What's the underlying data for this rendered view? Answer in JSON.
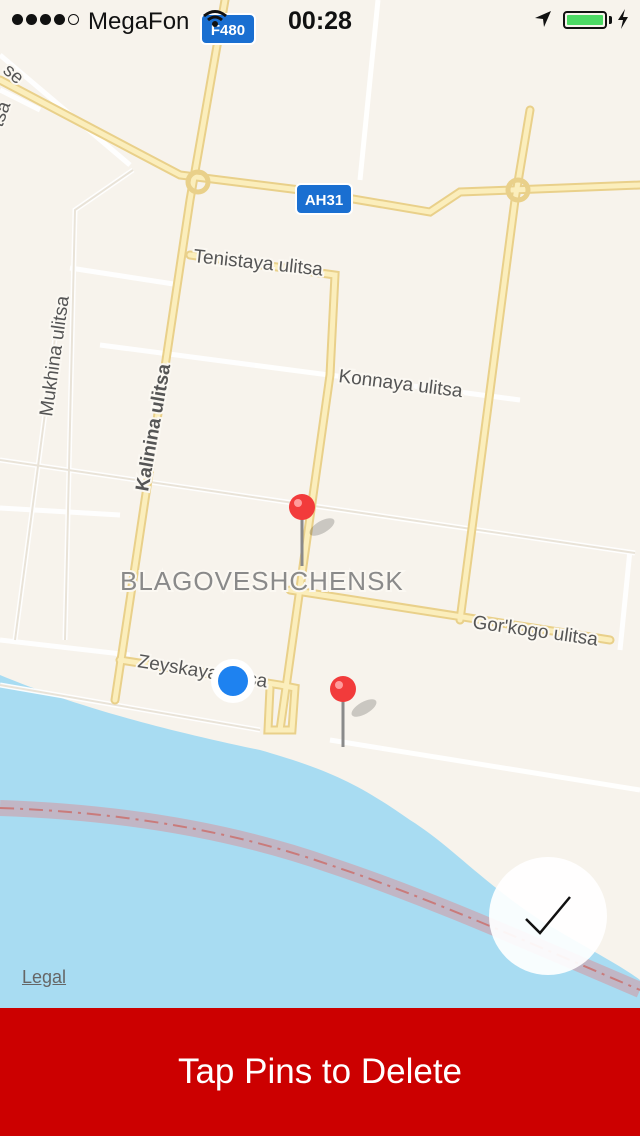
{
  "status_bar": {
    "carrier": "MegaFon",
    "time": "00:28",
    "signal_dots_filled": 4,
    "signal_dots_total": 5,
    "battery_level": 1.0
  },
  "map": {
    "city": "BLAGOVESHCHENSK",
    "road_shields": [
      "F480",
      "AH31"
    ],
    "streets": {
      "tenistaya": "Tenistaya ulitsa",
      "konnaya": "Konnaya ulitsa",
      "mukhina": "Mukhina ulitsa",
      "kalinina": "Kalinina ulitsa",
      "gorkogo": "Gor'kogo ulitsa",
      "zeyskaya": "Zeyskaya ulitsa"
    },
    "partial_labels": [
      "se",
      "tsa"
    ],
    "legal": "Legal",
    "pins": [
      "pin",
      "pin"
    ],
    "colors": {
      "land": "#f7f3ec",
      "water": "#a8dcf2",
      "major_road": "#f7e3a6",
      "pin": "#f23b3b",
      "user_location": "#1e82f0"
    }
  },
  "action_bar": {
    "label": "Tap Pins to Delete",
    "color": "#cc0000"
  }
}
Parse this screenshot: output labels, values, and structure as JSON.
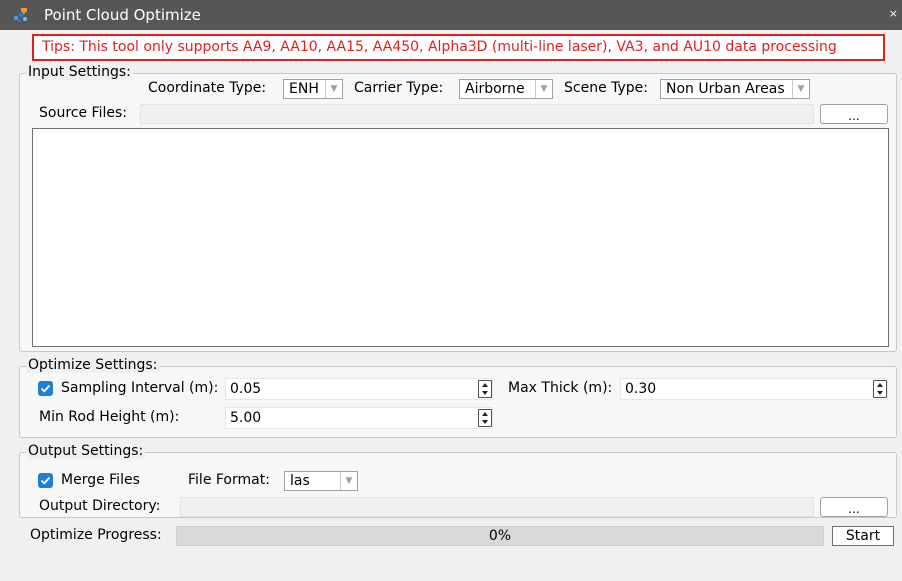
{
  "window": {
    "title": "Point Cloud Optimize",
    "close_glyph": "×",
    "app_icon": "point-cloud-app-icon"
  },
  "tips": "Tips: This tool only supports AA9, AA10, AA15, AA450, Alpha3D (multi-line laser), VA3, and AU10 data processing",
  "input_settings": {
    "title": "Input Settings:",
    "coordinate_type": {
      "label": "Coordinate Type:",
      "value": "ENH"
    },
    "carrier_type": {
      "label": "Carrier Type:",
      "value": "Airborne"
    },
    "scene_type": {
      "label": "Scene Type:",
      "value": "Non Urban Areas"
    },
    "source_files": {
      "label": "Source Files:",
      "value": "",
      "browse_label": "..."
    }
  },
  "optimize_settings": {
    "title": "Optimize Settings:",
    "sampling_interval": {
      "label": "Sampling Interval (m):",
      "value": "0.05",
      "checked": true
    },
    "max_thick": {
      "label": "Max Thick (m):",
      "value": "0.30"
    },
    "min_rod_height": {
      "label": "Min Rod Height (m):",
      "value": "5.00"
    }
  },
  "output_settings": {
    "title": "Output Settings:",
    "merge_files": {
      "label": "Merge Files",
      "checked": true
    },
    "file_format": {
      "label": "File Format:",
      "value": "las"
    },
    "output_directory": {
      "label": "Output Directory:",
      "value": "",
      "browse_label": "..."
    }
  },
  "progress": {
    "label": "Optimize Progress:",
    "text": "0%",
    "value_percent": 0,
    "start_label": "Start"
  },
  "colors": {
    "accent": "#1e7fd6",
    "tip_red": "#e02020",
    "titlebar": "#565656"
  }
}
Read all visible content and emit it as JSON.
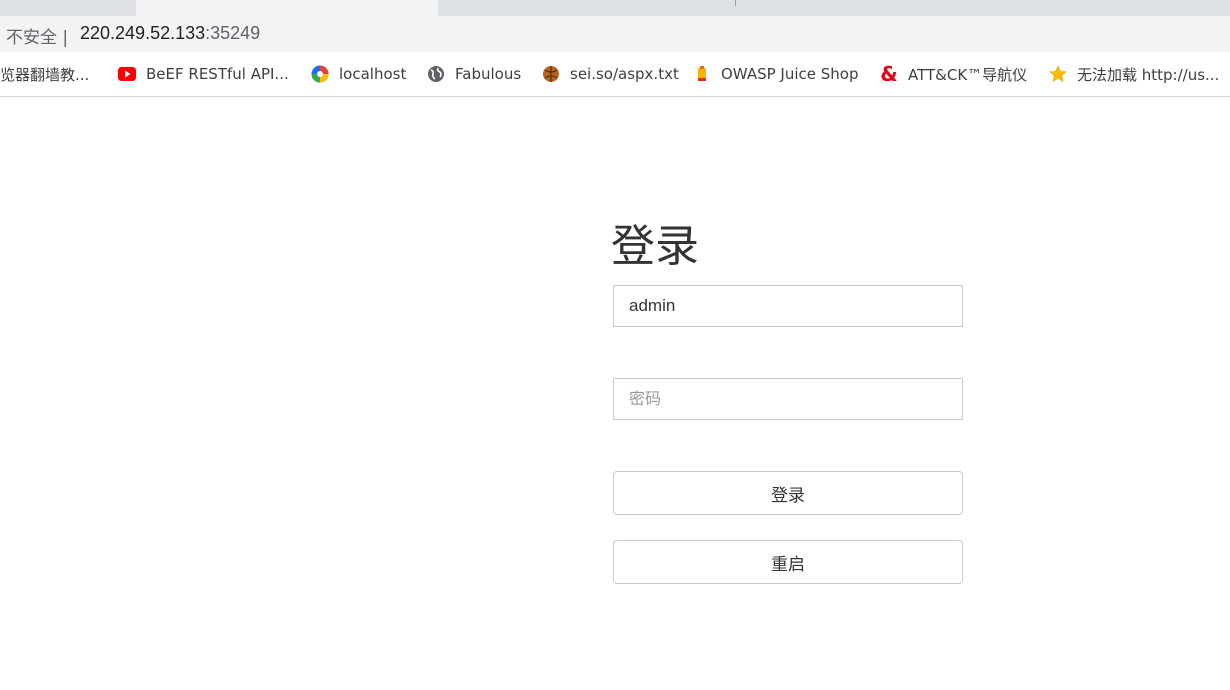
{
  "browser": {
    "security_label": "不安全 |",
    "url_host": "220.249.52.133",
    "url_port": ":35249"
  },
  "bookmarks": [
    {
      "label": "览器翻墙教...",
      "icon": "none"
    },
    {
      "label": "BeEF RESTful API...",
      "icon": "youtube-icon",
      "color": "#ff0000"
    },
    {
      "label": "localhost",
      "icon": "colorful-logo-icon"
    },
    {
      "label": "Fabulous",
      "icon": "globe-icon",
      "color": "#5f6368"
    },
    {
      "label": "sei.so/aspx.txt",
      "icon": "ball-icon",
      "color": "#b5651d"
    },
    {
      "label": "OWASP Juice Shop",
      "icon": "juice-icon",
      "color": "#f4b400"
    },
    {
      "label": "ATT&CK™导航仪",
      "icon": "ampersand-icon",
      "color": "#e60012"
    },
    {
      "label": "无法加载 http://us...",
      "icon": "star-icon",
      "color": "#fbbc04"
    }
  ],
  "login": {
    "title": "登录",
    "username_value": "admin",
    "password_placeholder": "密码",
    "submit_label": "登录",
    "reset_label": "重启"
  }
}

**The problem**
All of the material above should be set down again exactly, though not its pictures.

**Response to this task**
What's the underlying data for this rendered view? Answer in JSON.
{
  "status_bar": {
    "carrier": "MegaFon",
    "time": "00:28",
    "signal_dots_filled": 4,
    "signal_dots_total": 5,
    "battery_level": 1.0
  },
  "map": {
    "city": "BLAGOVESHCHENSK",
    "road_shields": [
      "F480",
      "AH31"
    ],
    "streets": {
      "tenistaya": "Tenistaya ulitsa",
      "konnaya": "Konnaya ulitsa",
      "mukhina": "Mukhina ulitsa",
      "kalinina": "Kalinina ulitsa",
      "gorkogo": "Gor'kogo ulitsa",
      "zeyskaya": "Zeyskaya ulitsa"
    },
    "partial_labels": [
      "se",
      "tsa"
    ],
    "legal": "Legal",
    "pins": [
      "pin",
      "pin"
    ],
    "colors": {
      "land": "#f7f3ec",
      "water": "#a8dcf2",
      "major_road": "#f7e3a6",
      "pin": "#f23b3b",
      "user_location": "#1e82f0"
    }
  },
  "action_bar": {
    "label": "Tap Pins to Delete",
    "color": "#cc0000"
  }
}
Parse this screenshot: output labels, values, and structure as JSON.
{
  "window": {
    "title": "Point Cloud Optimize",
    "close_glyph": "×",
    "app_icon": "point-cloud-app-icon"
  },
  "tips": "Tips: This tool only supports AA9, AA10, AA15, AA450, Alpha3D (multi-line laser), VA3, and AU10 data processing",
  "input_settings": {
    "title": "Input Settings:",
    "coordinate_type": {
      "label": "Coordinate Type:",
      "value": "ENH"
    },
    "carrier_type": {
      "label": "Carrier Type:",
      "value": "Airborne"
    },
    "scene_type": {
      "label": "Scene Type:",
      "value": "Non Urban Areas"
    },
    "source_files": {
      "label": "Source Files:",
      "value": "",
      "browse_label": "..."
    }
  },
  "optimize_settings": {
    "title": "Optimize Settings:",
    "sampling_interval": {
      "label": "Sampling Interval (m):",
      "value": "0.05",
      "checked": true
    },
    "max_thick": {
      "label": "Max Thick (m):",
      "value": "0.30"
    },
    "min_rod_height": {
      "label": "Min Rod Height (m):",
      "value": "5.00"
    }
  },
  "output_settings": {
    "title": "Output Settings:",
    "merge_files": {
      "label": "Merge Files",
      "checked": true
    },
    "file_format": {
      "label": "File Format:",
      "value": "las"
    },
    "output_directory": {
      "label": "Output Directory:",
      "value": "",
      "browse_label": "..."
    }
  },
  "progress": {
    "label": "Optimize Progress:",
    "text": "0%",
    "value_percent": 0,
    "start_label": "Start"
  },
  "colors": {
    "accent": "#1e7fd6",
    "tip_red": "#e02020",
    "titlebar": "#565656"
  }
}
Read all visible content and emit it as JSON.
{
  "browser": {
    "security_label": "不安全 |",
    "url_host": "220.249.52.133",
    "url_port": ":35249"
  },
  "bookmarks": [
    {
      "label": "览器翻墙教...",
      "icon": "none"
    },
    {
      "label": "BeEF RESTful API...",
      "icon": "youtube-icon",
      "color": "#ff0000"
    },
    {
      "label": "localhost",
      "icon": "colorful-logo-icon"
    },
    {
      "label": "Fabulous",
      "icon": "globe-icon",
      "color": "#5f6368"
    },
    {
      "label": "sei.so/aspx.txt",
      "icon": "ball-icon",
      "color": "#b5651d"
    },
    {
      "label": "OWASP Juice Shop",
      "icon": "juice-icon",
      "color": "#f4b400"
    },
    {
      "label": "ATT&CK™导航仪",
      "icon": "ampersand-icon",
      "color": "#e60012"
    },
    {
      "label": "无法加载 http://us...",
      "icon": "star-icon",
      "color": "#fbbc04"
    }
  ],
  "login": {
    "title": "登录",
    "username_value": "admin",
    "password_placeholder": "密码",
    "submit_label": "登录",
    "reset_label": "重启"
  }
}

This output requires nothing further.